What constitutes a reasonable number of repairs under California’s Lemon Law?

California’s Lemon Law is covered under the Song-Beverly Consumer Warranty Act, which begins with Section 1790 of the California Civil Code. The lemon law provides relief to consumers of motor vehicles sold within the state with an express written warranty that have failed to perform in conformity with the warranty. Among the many issues examined, the lemon law provides manufacturers with an opportunity to repair the vehicle before a consumer is awarded relief. Specifically, the act states that a manufacturer, or its agent, shall be allowed a reasonable number of repairs to conform the motor vehicle to the express written warranty.

There has been a lot of debate over what constitutes a reasonable number of repairs. Unfortunately, there is no clear-cut answer to what constitutes a reasonable number of repairs. This is a factual question that must be reviewed on a case-by-case basis. California’s Lemon Law is contained within the Song-Beverly Consumer Warranty Act in Section 1793.22 of the California Civil Code. This section of the code provides more specific guidance in narrowing down what constitutes a reasonable number of repairs; however, a judge or an arbitrator will ultimately make the final decision.

The guidance provided under California’s Lemon Law helps determine what a reasonable number of repairs can mean.
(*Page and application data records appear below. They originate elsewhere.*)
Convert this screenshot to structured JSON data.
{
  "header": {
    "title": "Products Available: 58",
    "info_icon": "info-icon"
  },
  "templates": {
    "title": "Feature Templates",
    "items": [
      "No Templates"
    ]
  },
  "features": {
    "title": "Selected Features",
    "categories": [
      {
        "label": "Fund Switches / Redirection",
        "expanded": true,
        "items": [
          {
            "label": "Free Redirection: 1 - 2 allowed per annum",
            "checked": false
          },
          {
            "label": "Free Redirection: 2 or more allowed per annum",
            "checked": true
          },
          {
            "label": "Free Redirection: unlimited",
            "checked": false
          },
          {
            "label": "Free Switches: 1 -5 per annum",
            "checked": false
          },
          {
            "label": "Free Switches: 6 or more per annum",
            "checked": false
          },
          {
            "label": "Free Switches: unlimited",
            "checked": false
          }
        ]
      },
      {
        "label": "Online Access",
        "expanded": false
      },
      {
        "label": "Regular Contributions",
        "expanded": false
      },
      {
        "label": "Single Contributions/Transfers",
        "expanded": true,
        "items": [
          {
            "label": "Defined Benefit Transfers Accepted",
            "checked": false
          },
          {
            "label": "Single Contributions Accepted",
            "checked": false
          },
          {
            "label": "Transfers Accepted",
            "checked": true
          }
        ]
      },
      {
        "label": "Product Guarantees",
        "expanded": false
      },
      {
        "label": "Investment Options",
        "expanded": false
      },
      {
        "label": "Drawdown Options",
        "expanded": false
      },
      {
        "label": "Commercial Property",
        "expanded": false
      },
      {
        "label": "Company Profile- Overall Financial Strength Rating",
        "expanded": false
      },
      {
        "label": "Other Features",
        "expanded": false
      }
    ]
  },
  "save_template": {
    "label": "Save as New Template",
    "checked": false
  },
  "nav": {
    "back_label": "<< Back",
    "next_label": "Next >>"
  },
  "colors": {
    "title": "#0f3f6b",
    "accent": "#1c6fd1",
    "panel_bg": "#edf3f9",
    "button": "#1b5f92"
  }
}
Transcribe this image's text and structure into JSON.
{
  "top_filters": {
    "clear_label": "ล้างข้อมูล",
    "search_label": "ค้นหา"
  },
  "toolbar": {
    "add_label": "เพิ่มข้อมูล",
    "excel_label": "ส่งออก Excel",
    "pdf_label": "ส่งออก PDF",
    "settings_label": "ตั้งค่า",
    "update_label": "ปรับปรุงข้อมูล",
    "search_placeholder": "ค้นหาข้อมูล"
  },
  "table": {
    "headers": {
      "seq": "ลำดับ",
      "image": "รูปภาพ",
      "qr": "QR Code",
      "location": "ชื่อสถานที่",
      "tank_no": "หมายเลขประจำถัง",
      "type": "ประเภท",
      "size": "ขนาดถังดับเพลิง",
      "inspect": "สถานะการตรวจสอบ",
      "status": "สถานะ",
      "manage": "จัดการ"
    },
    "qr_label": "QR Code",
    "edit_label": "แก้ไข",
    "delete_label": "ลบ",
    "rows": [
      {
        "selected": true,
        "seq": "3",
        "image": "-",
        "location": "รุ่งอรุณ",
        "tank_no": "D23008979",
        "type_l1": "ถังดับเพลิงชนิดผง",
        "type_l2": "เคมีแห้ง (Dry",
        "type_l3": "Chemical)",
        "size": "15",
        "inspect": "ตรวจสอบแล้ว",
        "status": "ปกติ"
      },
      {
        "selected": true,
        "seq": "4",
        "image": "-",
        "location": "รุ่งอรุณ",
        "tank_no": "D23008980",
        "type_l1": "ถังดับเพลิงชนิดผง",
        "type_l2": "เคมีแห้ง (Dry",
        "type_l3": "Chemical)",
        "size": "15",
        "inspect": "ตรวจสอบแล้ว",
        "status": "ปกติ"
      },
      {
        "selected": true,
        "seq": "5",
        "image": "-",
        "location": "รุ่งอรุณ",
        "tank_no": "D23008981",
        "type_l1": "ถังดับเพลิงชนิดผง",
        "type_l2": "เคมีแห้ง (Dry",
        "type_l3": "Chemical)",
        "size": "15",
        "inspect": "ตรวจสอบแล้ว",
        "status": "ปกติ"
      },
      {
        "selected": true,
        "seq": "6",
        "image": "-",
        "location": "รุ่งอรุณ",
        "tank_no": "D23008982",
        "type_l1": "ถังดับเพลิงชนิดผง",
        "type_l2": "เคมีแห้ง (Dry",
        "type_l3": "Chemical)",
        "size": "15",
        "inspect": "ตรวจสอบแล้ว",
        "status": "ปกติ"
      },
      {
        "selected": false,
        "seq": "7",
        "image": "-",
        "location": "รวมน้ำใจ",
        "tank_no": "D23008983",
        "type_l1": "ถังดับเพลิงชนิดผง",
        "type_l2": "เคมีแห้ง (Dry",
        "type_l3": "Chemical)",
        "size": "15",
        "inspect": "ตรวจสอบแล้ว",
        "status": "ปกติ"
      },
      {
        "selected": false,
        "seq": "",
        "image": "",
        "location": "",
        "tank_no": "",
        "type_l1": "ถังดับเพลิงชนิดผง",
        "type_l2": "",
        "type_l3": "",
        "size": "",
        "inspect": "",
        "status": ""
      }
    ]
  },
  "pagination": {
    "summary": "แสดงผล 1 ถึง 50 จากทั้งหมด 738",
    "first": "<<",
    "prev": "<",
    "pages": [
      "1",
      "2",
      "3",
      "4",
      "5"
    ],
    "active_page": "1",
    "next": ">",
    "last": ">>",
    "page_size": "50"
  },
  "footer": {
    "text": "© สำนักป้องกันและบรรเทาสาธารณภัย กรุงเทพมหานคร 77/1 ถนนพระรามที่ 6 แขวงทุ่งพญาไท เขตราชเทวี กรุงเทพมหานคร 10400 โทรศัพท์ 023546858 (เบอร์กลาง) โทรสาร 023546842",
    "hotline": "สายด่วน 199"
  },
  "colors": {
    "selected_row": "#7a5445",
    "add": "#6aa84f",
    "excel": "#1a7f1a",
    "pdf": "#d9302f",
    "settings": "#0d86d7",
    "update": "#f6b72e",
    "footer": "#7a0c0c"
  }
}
Section 1793.22 lists several possibilities for problems a motor vehicle may experience and the conditions that must be met to qualify as a reasonable number of repairs. The lemon law looks at whether the problem with the motor vehicle is likely to cause death or serious bodily injury, whether the motor vehicle has a problem but the problem is not likely to cause death or serious bodily injury and whether the problem with the vehicle has caused the vehicle to be out of service for a lengthy amount of time.

Under California’s Lemon Law, if the problem results in a condition that is likely to cause death or serious bodily injury when the vehicle is driven, the consumer must have taken the vehicle to the manufacturer or its agent for repairs at least two times and have directly notified the manufacturer of the problem and the need for repair. If the vehicle fails to conform but the vehicle nonconformity is not one that would result in serious bodily injury or death, the consumer must present the vehicle to the manufacturer or its agent for repair on at least four occasions and directly notify the manufacturer of the problem and the need for repair.

If the problem with the vehicle has caused the vehicle to be completely out of service for a cumulative total of more than thirty days from the point of delivery to the consumer, the consumer must directly notify the manufacturer of the problem and the need for repair only if the manufacturer has clearly and conspicuously disclosed to the buyer the requirements and the relief a consumer is entitled to under California’s Lemon Law. The manufacturer will have adequately disclosed such information to a consumer through the express warranty or within the owner’s manual. If the manufacturer has clearly disclosed the requirements of California’s Lemon Law and the relief a consumer is entitled to under the law, the consumer is required to notify the manufacturer of the vehicle nonconformity and the need for repair by mailing a notification to an address specified clearly by the manufacturer in the warranty or the owner’s manual. This thirty-day time limitation may be extended only if failure to perform repairs is beyond the control of the manufacturer or its agents.

Contact the Lemon Law Lawyers Today

If you bought a lemon and need help dealing with the headache of a broken vehicle, you need a lemon law attorney. The San Diego, California consumer protection attorneys at the Law Offices of Douglas D. Law, Esq. are here to help. Call us Toll Free at (888)829-9033, or press the BIG BLUE BUTTON below to get your free consultation!